Lumosity, or how to exercise the brain
When one goes to train at a gym, the first thing that is usually done is for a monitor to decide the best personalized training. No body is the same as another, and each one requires particular types of exercises. Well, with the brain it seems that something similar happens. As much as memory is usually measured (there are tests and tests to do it), it is difficult to determine the abilities of each person. The ability of someone to solve problems, for example, is not the same as memory, ingenuity, etc..
The developers of Lumosity certainly presume to be very aware of this, and therefore they do the same as many gyms, only thinking in the mind: adapt their exercises to the qualities of each individual. Its programs are intended to know the strong and weak points of each user's brain, and thus be able to know where to make the effort, so to speak.
Exercising the brain with Lumosity, does it really work?
Some people may be skeptical when judging the results of tools like Lumosity, assuming that no matter how much you practice your games, your brain will stay the same, for better or worse. Or that even reading a good novel can be more useful in certain cases. But those responsible for the application also have a clear answer to that: the results of their scientific studies.

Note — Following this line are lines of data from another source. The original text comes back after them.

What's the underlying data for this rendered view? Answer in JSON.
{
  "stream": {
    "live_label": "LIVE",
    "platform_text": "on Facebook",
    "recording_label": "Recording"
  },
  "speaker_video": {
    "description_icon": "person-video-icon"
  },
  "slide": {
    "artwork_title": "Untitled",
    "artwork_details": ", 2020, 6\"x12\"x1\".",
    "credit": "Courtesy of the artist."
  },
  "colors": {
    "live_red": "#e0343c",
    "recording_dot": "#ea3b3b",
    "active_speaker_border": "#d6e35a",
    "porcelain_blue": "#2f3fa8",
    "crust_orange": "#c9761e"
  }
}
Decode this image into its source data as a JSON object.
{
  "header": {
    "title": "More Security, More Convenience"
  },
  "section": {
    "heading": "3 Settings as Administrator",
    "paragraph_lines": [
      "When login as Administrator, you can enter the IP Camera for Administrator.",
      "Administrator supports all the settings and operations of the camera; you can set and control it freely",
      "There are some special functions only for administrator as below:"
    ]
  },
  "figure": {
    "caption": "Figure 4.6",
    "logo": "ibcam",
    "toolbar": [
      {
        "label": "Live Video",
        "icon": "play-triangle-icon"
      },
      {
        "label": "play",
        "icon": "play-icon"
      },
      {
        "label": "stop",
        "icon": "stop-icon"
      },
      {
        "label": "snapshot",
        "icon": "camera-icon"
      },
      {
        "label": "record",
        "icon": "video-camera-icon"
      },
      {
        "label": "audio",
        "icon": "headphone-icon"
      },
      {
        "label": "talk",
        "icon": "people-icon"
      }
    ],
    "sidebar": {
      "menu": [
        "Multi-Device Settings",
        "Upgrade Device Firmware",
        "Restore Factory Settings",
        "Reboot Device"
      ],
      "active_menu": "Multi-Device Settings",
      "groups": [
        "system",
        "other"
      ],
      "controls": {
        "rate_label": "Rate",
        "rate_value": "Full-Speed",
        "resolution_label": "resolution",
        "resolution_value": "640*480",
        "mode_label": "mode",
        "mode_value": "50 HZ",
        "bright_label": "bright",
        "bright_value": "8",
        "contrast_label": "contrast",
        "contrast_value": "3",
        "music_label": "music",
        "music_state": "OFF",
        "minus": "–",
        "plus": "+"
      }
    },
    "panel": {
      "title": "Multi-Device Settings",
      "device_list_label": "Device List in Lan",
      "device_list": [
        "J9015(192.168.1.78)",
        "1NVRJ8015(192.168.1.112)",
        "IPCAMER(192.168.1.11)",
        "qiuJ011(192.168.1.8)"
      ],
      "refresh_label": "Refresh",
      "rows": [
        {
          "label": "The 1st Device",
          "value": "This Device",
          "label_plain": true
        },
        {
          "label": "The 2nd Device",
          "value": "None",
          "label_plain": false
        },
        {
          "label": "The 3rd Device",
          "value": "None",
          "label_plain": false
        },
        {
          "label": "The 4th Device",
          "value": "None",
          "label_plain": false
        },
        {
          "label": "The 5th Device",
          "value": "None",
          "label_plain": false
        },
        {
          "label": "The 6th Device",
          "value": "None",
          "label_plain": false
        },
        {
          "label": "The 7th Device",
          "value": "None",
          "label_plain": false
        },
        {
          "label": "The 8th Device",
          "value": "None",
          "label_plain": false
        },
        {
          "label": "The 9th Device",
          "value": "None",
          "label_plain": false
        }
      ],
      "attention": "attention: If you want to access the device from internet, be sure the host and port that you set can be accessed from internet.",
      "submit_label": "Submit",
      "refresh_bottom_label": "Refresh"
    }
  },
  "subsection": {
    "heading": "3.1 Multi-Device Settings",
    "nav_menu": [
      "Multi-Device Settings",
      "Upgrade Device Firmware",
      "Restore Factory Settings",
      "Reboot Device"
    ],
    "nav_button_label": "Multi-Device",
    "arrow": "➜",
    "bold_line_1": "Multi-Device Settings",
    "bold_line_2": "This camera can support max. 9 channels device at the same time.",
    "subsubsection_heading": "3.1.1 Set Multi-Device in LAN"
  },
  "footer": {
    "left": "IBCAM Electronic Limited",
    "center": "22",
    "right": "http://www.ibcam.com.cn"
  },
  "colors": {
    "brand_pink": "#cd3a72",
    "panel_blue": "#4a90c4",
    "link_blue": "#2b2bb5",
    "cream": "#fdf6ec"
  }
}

The authors of Lumosity claim to have followed up on users who have used their application, and that they have achieved better results after it. Even so, they are cautious, and they assure that they still have work to do when it comes to measuring the benefits of their proposal and the impact that it can have, if it has it, in the minds of users. They also admit that they must solve one of their main problems: people's lack of perseverance. All in all, the exercises are fun, or entertaining at worst, and they certainly aren't going to hurt anyone. Independent scientists, for their part, also They are extremely prudent when evaluating initiatives such as Lumosity, and tend to emphasize that it is about games in the first place, designed to entertain, and as such must be valued. Virtually no one gets wet about potential cognitive enhancements.
Peak: Brain Games
Be that as it may, and with better or worse proven results, the truth is that Lumosity-type games have a significant pull among the public, which on a pragmatic level is what it is about. Proof of this, as we mentioned at the beginning of the article, are the many similar proposals that have come to light in recent years. One of the most successful has been Peak: Brain Games. The idea is similar, and so is the execution.
These are a large number of brain teasers, which are supposed to help improve the brain, or at least exercise it. And they have goals, so that the players themselves can have fun seeing if they improve in solving the tests. It must be recognized that this is a fairly complete and varied proposal, which even aims to improve vocabulary with games similar to word search.
Elevate: Brain Games
Something very, very similar is also offered by Elevate, another application with mind games to, a priori, improve cognitive functions. That is, memory, vocabulary, mental agility and even, in this case, diction. Because in the end, it seems to be, the important thing about training these kinds of qualities is to also give a better image or be more determined when it comes to relating to others. Or that is what at least those responsible for Elevate seem to think.
If you are interested in these types of games, it also has a personalized plan that adapts to each profile.